(Urbanization): Session at the European Association for Urban History Conference: Cities in Motion 2020

For centuries small (er) towns have been the bedrock of global urban systems. Yet small(er) towns have received sporadic attention  and the conventional narrative, particularly for the modern period, has been usually pessimistic. This proposed session aims to investigate the dynamism of small(er) towns from the Middle Ages to the present, looking at the European experience in global perspective.


For centuries small(er) towns have been the bedrock of global urban systems. In Northern Europe around 1500 80 per cent of urban centres were small towns. China had a multitude of small towns by the high Middle Ages. The medieval Islamic world included an uneven carpet of small market and fortress towns. Yet compared to larger urban centres small(er) towns have received sporadic attention from historians and the conventional narrative, particularly for the modern period, has been generally pessimistic with small towns portrayed as losers. Sessions at recent EAUH conferences have started to highlight the significant role of European small towns, but more long-term analysis is needed, as well as global perspectives.  Recent events ( Brexit in the UK, the French gilets jaunes), indicate that small towns retain an important political capacity. And there is considerable evidence that at certain periods small towns have been major centres of economic innovation, cultural creativity and regional integration.

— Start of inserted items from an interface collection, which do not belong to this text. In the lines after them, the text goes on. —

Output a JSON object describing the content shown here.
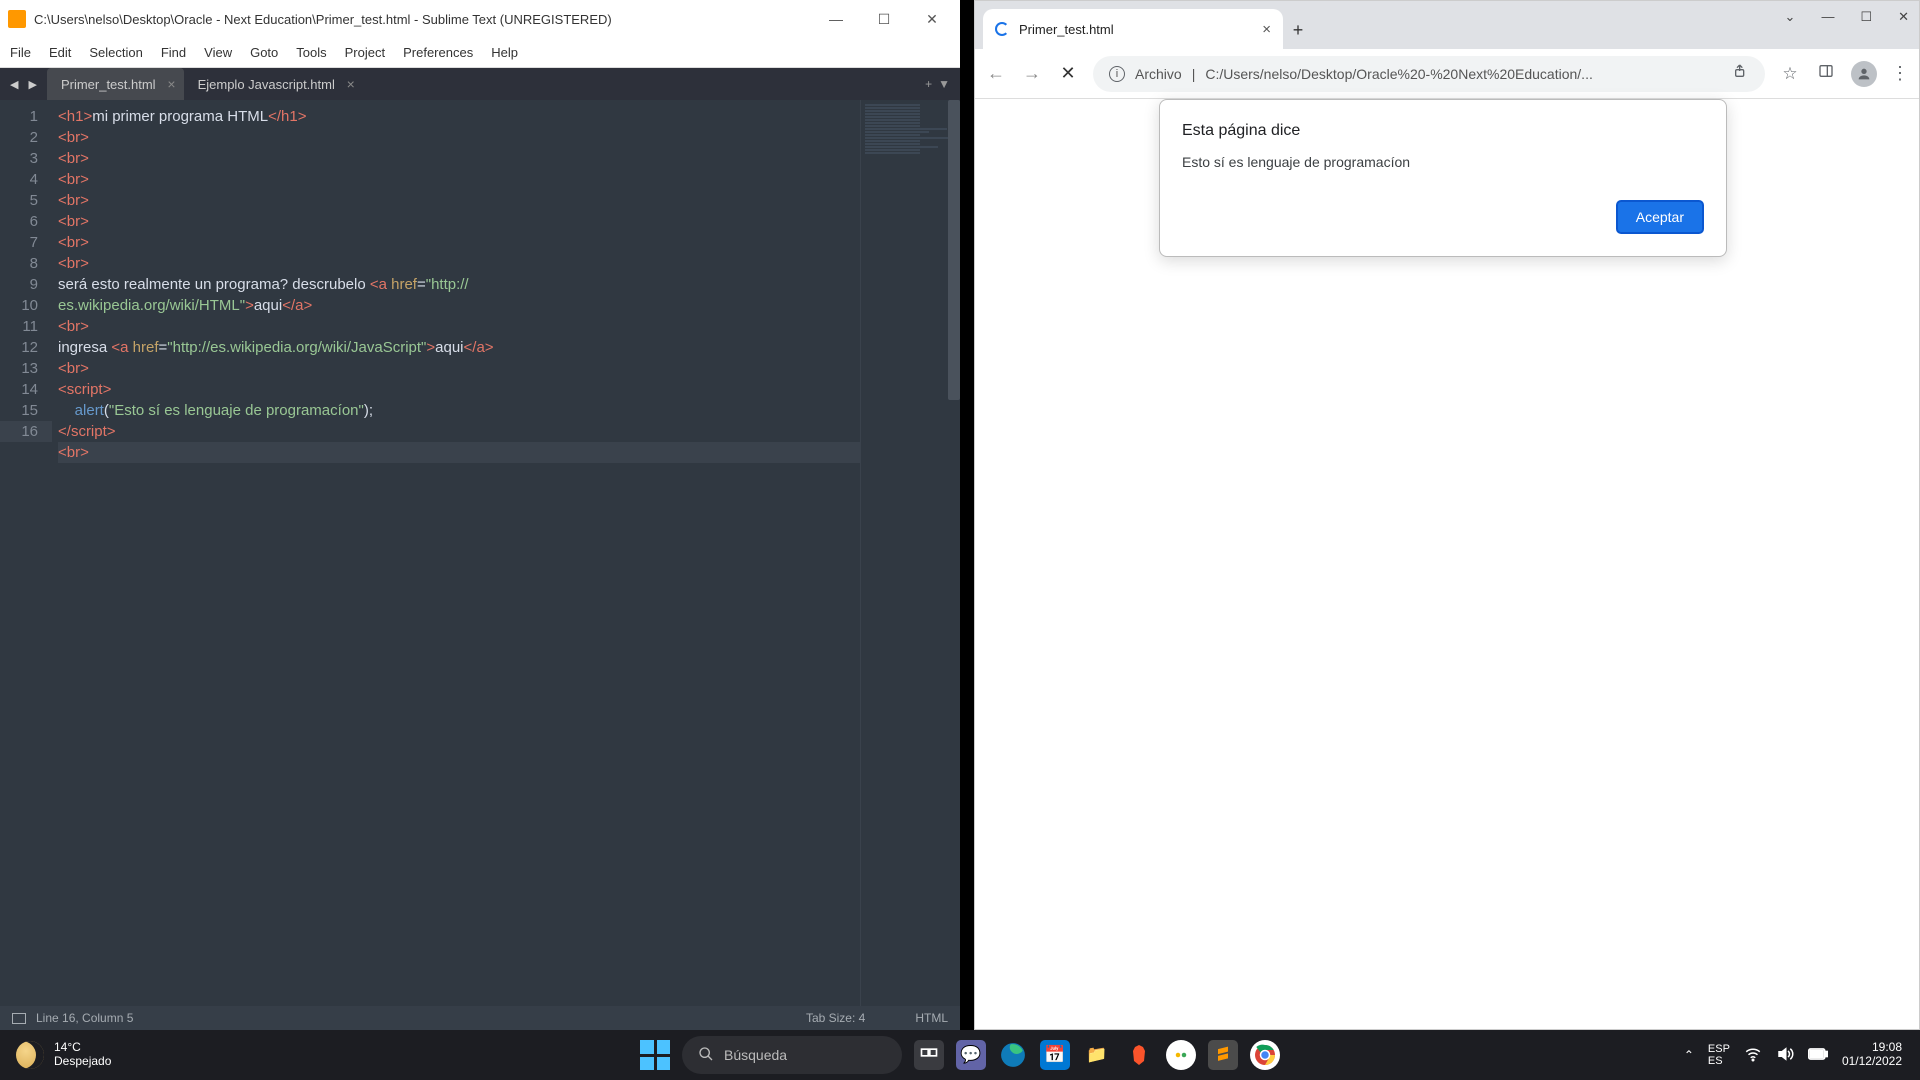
{
  "sublime": {
    "title": "C:\\Users\\nelso\\Desktop\\Oracle - Next Education\\Primer_test.html - Sublime Text (UNREGISTERED)",
    "menu": [
      "File",
      "Edit",
      "Selection",
      "Find",
      "View",
      "Goto",
      "Tools",
      "Project",
      "Preferences",
      "Help"
    ],
    "tabs": [
      {
        "label": "Primer_test.html",
        "active": true
      },
      {
        "label": "Ejemplo Javascript.html",
        "active": false
      }
    ],
    "status": {
      "left": "Line 16, Column 5",
      "tabsize": "Tab Size: 4",
      "lang": "HTML"
    },
    "lines": [
      "1",
      "2",
      "3",
      "4",
      "5",
      "6",
      "7",
      "8",
      "9",
      "10",
      "11",
      "12",
      "13",
      "14",
      "15",
      "16"
    ]
  },
  "chrome": {
    "tab_title": "Primer_test.html",
    "addr_prefix": "Archivo",
    "url": "C:/Users/nelso/Desktop/Oracle%20-%20Next%20Education/...",
    "dialog": {
      "title": "Esta página dice",
      "message": "Esto sí es lenguaje de programacíon",
      "ok": "Aceptar"
    }
  },
  "taskbar": {
    "weather_temp": "14°C",
    "weather_desc": "Despejado",
    "search_placeholder": "Búsqueda",
    "lang_top": "ESP",
    "lang_bot": "ES",
    "time": "19:08",
    "date": "01/12/2022"
  },
  "code": {
    "h1_text": "mi primer programa HTML",
    "l9_text": "será esto realmente un programa? descrubelo ",
    "l9_url": "http://",
    "l10_url": "es.wikipedia.org/wiki/HTML",
    "l10_link": "aqui",
    "l11_text": "ingresa ",
    "l11_url": "http://es.wikipedia.org/wiki/JavaScript",
    "l11_link": "aqui",
    "alert_str": "Esto sí es lenguaje de programacíon"
  }
}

The proposed session aims to promote more comparative analysis of the development of small(er) towns from the Middle Ages to the present time, looking at the European experience in a global perspective. We  welcome contributions from European and non-European researchers. Broadly speaking we are thinking of towns of less than 10,000 in the premodern era and less than 30,000 in more recent times.

We welcome contributions focusing on some of the following questions (though other interesting proposals are not excluded).

  1. In what periods do small towns enjoy strong economic growth, serve as innovative cultural or political centres? Can we identify particular types of dynamic small towns?
  2. Is small town dynamism self-generated, due, eg, to local elites? Or is the stimulus derived from the hinterland- eg  impact of rural lords, agricultural change, immigration? Or does it come from urban ‘trickledown’, from economic transfer, migration etc from bigger cities.
  3. The  impacts of small town dynamism?  On the built environment, governance? In the long-term can small towns generate continuing success, reinventing themselves on their own terms?  Or are they destined to be short term success stories or if successful to cease to be small towns.

  • Spokesperson: Peter Clark, University of Helsinki
  • Co-organizer(s): William Rowe, Johns Hopkins University | Luďa Klusáková, Charles University Prague
  • Keywords: Dynamism| Small| Global
  • Time period: All periods
  • Topic(s): Economic | Architecture and urbanism
  • Study area: More than one continent